By Lorelei Costa
Note: This article first appeared in the November 14, 2018 edition of the Outer Banks Sentinel.
‘Tis the season to be giving! Yup, it’s that time of year. As the holidays approach, many of us reflect back on our calendars—and our checkbooks—and begin to choose the charities that will receive our year-end largesse.
While you’re reviewing your finances, this is a great time to make sure your philanthropy is structured to take the best advantage of the new provisions in the new tax bill. It may well be that you can get a greater tax benefit by shifting your giving strategy just a bit.
To be clear: you can still deduct your 2018 charitable donations! However, the new tax law has essentially doubled the standard deduction for most Americans, and therefore some tax-payers will find greater advantage in choosing the standard deduction, rather than itemizing cash donations and other typical deductions.
For example, maybe you don’t have a lot of mortgage interest to deduct. Your best strategy may be the standard deduction. If that’s your situation, there are still several smart giving strategies that may help your tax bill—and, of course, help your community.
Whether you itemize or not, consider whether these tactics will help your bottom line.

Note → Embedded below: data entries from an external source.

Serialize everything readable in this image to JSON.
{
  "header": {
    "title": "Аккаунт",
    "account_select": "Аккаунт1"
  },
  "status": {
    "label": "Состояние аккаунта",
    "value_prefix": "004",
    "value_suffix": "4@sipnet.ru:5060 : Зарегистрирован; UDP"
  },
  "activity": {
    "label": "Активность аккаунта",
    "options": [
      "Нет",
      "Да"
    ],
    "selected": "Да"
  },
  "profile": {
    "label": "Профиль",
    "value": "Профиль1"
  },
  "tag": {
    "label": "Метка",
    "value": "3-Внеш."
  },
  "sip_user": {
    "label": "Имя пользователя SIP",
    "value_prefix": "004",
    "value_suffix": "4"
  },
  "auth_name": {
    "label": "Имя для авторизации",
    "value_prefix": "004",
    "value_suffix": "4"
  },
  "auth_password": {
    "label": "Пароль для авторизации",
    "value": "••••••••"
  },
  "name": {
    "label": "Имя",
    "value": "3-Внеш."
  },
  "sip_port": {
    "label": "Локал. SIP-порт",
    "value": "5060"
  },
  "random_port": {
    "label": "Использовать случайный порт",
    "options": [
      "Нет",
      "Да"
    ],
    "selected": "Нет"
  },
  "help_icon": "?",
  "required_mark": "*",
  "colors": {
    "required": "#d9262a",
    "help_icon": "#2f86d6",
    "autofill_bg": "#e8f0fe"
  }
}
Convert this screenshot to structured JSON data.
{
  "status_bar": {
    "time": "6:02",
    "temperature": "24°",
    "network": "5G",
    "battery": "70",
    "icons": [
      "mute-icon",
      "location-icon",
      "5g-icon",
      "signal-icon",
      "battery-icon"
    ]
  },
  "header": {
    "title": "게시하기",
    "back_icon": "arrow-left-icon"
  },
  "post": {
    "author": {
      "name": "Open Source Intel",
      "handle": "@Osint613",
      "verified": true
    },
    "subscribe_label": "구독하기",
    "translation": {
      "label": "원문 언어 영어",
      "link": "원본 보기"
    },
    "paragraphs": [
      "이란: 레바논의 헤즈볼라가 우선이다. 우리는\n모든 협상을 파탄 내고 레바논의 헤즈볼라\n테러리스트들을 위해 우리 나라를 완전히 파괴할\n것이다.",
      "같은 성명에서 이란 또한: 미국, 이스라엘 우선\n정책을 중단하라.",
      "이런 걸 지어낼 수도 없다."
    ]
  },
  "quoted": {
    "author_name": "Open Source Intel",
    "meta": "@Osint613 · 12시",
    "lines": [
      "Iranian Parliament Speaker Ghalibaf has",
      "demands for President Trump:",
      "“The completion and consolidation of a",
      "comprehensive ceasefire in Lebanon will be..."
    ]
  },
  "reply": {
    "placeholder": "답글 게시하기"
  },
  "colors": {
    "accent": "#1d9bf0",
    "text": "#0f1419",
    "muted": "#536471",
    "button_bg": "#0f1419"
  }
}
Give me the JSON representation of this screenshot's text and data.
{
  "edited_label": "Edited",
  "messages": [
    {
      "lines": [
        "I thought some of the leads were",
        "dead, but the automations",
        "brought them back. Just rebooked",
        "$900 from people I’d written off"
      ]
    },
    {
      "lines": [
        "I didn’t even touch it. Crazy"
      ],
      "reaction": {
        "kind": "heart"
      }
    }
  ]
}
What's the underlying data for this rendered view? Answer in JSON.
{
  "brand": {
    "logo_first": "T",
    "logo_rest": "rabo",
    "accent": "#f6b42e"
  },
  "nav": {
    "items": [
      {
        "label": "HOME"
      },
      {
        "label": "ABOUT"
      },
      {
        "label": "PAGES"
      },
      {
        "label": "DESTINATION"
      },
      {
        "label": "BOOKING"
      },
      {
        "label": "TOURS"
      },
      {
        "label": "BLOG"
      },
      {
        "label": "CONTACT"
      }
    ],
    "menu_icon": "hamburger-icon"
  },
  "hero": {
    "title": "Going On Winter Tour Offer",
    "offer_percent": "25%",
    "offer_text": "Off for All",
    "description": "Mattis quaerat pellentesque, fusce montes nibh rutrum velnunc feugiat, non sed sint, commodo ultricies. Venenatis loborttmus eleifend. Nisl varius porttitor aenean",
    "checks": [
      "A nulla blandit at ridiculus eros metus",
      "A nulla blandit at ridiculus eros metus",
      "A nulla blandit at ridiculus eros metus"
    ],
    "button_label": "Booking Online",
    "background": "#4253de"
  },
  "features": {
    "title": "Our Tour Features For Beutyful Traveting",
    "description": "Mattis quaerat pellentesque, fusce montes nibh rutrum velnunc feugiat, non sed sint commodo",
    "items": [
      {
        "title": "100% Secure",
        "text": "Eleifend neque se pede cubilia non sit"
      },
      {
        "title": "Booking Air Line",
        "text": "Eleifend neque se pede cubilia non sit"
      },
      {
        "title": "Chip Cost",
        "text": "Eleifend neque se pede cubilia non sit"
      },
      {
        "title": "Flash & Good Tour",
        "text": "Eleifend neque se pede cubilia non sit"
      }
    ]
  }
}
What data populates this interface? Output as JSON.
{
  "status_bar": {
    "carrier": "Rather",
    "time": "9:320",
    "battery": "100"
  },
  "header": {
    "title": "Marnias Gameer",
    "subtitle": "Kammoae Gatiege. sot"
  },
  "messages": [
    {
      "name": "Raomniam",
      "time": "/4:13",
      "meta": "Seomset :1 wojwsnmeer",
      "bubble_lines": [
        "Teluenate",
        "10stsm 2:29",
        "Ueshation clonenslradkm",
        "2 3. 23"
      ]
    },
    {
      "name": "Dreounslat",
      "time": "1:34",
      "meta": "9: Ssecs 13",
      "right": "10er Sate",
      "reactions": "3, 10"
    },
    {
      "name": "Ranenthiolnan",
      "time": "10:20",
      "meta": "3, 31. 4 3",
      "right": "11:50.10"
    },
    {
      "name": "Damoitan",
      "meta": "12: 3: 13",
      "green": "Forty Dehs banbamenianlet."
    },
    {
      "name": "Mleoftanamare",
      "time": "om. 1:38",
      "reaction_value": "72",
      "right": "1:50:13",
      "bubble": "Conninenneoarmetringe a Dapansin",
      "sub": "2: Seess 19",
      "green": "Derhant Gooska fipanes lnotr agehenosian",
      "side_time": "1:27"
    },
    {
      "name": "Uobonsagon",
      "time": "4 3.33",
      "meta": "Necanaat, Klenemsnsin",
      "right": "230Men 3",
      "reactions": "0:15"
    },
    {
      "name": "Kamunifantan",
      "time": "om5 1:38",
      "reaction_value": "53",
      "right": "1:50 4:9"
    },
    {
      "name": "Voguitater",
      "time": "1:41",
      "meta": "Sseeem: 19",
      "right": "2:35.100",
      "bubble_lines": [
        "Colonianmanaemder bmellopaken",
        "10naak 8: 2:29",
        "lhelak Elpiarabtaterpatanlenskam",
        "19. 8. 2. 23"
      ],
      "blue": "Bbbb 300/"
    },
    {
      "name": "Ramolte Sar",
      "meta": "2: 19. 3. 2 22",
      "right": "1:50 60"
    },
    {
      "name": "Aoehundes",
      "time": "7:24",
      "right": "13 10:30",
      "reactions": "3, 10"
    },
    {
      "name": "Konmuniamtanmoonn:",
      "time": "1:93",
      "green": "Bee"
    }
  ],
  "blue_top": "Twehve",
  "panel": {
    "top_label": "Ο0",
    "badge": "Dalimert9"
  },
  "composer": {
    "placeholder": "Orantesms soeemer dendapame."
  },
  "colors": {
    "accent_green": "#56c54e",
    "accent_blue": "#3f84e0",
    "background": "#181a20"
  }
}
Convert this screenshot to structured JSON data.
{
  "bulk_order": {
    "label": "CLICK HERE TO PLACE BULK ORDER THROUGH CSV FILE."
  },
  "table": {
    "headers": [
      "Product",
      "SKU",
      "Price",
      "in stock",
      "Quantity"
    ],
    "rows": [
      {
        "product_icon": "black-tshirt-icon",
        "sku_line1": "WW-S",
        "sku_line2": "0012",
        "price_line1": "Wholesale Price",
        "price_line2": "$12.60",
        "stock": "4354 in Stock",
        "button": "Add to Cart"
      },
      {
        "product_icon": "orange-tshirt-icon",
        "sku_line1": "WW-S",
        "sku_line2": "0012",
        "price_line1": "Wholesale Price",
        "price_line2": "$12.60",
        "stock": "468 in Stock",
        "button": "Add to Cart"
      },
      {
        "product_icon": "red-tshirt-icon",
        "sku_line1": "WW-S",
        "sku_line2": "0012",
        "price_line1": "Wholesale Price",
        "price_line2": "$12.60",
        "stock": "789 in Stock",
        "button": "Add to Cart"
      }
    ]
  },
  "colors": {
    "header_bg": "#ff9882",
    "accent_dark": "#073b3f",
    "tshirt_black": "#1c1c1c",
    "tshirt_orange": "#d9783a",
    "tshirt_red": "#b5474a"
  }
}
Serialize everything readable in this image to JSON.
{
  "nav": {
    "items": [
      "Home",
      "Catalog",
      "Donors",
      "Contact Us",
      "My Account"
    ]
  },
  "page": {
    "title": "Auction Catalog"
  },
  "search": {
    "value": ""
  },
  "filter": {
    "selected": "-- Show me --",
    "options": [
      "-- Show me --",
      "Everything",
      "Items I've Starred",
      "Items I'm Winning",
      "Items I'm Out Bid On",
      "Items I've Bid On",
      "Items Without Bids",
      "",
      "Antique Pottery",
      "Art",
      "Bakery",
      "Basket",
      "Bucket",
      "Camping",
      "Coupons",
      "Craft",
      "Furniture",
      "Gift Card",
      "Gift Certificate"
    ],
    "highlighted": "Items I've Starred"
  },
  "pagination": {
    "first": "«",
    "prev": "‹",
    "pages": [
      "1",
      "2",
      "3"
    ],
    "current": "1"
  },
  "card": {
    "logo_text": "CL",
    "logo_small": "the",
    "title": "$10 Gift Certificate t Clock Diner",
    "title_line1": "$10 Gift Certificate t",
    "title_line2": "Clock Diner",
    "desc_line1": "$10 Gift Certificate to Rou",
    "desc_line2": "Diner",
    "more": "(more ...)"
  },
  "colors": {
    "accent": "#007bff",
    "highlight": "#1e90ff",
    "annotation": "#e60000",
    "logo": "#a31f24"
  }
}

IRA Rollover Contributions: If you are age 70½ or older, your best strategy may be to donate to your favorite charities directly from your IRA, rather than from your checking account. Whether you itemize or not, if you donate directly from your IRA to charity, the money is never added to your income, yielding a much better bottom line on your tax return. Also, donations from your IRA count toward your required minimum distribution, which is fantastic if you don’t need your IRA for income right now, but are forced to take a distribution anyway because of your age. Remember, for this strategy to work, your IRA has to write the check directly to your charity.
Gifts of Stock: Gifts of cash are not always your most tax-advantaged strategy. If you happen to own securities outside of a retirement account, ask your financial advisor whether donating your appreciated stock would benefit you more than writing a check to charity. Donating your appreciated assets may help you avoid the capital gains tax, which is helpful whether you itemize or not.
Gift Bundling: Perhaps you contribute annually to charity, and perhaps your budget is somewhat flexible. Consider bundling the donations you might have made over two or more years into one year.
Take, for example, a married couple that gives $10,000 to charity each December, and has about $10,000 in mortgage interest and other potential deductions. If they give their usual $10,000 in December 2018, they might not benefit from itemizing in 2018 (because the standard deduction is now $24,000 for married couples).
But what if they gave that gift just a few weeks later, in January 2019, instead, and also gave again in December 2019, as per usual? By making two years’ worth of gifts in 2019, they can take the standard deduction of $24,000 in 2018, and itemize $30,000 in 2019—a much greater benefit over two years. If you have some flexibility in your budget, ask your accountant if this strategy would help you.
As always, the Outer Banks Community Foundation is your local resource for legacy philanthropy. Whether you wish to create a scholarship, endow your favorite nonprofit, help your community with a planned gift, start a grant-making endowment, or establish a family legacy fund, we are here to facilitate your giving. Call us at 252-261-8839 to learn more.